### Your objective:
From the material that follows, count the lines with the word "this" in them. Reply with the number only.

--------------------------------------------------

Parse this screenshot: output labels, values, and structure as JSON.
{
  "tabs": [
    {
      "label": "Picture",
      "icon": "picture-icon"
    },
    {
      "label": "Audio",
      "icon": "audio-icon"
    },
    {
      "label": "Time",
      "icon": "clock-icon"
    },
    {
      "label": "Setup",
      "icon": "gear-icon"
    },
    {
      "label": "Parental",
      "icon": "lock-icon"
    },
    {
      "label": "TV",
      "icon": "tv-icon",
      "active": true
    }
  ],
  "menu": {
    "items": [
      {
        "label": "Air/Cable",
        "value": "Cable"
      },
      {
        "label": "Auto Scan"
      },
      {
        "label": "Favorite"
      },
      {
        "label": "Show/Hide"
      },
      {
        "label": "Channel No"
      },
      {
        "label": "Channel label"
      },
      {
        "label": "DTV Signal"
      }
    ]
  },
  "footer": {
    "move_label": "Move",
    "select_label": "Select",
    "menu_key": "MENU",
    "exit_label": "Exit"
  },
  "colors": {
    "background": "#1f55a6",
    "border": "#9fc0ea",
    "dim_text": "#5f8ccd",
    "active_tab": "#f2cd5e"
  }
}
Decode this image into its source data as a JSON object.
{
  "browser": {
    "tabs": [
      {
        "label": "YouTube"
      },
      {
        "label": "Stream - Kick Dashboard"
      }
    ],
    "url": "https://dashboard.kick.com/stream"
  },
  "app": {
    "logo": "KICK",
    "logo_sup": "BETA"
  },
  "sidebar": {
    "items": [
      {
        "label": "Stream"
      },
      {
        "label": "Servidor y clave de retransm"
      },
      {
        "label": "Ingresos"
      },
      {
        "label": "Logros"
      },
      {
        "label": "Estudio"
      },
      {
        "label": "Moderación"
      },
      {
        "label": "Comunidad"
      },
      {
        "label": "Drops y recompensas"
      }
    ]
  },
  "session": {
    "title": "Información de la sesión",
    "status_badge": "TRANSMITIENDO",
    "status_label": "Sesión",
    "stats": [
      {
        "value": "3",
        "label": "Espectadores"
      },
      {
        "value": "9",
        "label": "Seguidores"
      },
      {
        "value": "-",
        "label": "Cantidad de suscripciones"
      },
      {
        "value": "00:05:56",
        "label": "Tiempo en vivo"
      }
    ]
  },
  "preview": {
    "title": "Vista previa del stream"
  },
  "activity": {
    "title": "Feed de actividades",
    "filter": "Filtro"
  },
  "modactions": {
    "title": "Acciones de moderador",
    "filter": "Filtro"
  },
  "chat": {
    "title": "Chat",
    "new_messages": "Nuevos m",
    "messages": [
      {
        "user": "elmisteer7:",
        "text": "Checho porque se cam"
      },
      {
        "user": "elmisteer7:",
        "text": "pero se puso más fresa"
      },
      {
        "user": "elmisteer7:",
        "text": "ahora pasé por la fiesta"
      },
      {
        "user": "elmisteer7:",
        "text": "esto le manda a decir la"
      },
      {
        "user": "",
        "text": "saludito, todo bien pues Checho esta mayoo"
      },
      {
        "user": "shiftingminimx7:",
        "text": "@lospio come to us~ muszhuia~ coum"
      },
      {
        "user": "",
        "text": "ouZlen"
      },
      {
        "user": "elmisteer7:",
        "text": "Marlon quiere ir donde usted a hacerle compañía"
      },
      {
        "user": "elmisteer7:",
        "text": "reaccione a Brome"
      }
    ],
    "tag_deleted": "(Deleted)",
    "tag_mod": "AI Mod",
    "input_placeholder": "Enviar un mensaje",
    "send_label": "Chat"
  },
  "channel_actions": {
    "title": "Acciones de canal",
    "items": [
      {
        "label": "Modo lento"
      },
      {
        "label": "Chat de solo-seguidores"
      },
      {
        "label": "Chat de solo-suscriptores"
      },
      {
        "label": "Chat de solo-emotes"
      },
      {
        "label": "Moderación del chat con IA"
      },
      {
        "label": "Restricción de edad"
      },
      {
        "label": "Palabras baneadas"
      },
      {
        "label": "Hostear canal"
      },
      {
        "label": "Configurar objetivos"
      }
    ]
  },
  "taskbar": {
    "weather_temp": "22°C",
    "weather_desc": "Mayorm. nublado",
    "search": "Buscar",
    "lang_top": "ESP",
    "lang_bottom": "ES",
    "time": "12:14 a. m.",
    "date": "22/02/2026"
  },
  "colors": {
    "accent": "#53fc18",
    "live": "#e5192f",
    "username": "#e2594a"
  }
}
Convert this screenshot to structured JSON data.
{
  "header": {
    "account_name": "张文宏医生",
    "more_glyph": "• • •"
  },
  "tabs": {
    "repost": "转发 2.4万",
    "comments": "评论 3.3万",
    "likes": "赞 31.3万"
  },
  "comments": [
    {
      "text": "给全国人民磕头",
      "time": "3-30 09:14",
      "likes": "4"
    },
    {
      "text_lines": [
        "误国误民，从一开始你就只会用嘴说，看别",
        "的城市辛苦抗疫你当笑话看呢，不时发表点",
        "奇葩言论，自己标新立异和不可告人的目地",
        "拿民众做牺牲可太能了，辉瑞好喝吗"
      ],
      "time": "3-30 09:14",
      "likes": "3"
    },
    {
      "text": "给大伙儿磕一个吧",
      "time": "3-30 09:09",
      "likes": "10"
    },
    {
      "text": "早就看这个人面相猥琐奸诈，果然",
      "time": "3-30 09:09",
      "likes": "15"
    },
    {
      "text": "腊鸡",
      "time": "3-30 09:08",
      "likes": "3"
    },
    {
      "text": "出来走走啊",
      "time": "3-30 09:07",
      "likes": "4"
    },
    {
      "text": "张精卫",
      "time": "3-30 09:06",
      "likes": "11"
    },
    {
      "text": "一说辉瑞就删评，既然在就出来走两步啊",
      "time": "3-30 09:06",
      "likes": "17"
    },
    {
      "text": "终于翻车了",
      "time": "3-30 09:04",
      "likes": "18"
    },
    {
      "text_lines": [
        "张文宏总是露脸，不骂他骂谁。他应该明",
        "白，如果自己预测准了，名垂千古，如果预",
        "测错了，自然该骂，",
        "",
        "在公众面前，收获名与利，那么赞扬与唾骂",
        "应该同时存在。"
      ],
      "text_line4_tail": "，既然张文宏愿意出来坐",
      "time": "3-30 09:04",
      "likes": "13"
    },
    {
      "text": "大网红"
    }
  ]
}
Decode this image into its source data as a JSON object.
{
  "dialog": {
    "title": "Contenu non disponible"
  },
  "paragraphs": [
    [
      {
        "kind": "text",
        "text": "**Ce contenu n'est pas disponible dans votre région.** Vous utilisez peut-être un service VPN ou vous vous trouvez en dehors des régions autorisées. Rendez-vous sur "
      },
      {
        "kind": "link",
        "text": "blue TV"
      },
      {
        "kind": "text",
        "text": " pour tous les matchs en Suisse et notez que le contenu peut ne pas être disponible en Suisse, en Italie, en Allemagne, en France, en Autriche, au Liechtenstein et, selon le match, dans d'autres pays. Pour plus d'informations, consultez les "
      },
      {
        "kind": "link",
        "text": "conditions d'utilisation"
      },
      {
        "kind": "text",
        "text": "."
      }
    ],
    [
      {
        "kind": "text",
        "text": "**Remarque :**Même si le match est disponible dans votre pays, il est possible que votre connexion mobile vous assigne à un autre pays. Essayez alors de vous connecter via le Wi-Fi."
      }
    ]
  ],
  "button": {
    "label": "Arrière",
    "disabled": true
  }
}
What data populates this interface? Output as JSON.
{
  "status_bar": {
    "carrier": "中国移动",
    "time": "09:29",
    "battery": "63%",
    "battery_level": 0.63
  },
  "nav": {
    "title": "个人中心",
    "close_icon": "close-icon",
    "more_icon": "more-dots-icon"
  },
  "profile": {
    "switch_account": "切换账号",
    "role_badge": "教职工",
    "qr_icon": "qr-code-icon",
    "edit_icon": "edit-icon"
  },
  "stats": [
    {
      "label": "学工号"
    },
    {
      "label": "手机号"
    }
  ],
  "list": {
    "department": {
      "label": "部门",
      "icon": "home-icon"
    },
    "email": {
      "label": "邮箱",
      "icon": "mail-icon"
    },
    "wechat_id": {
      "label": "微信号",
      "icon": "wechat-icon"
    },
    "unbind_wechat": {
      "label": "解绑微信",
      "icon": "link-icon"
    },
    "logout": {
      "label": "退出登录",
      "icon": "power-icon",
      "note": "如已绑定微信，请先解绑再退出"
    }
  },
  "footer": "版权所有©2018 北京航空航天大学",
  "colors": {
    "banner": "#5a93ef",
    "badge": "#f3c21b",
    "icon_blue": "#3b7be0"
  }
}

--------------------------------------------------

### Exercise solution:
5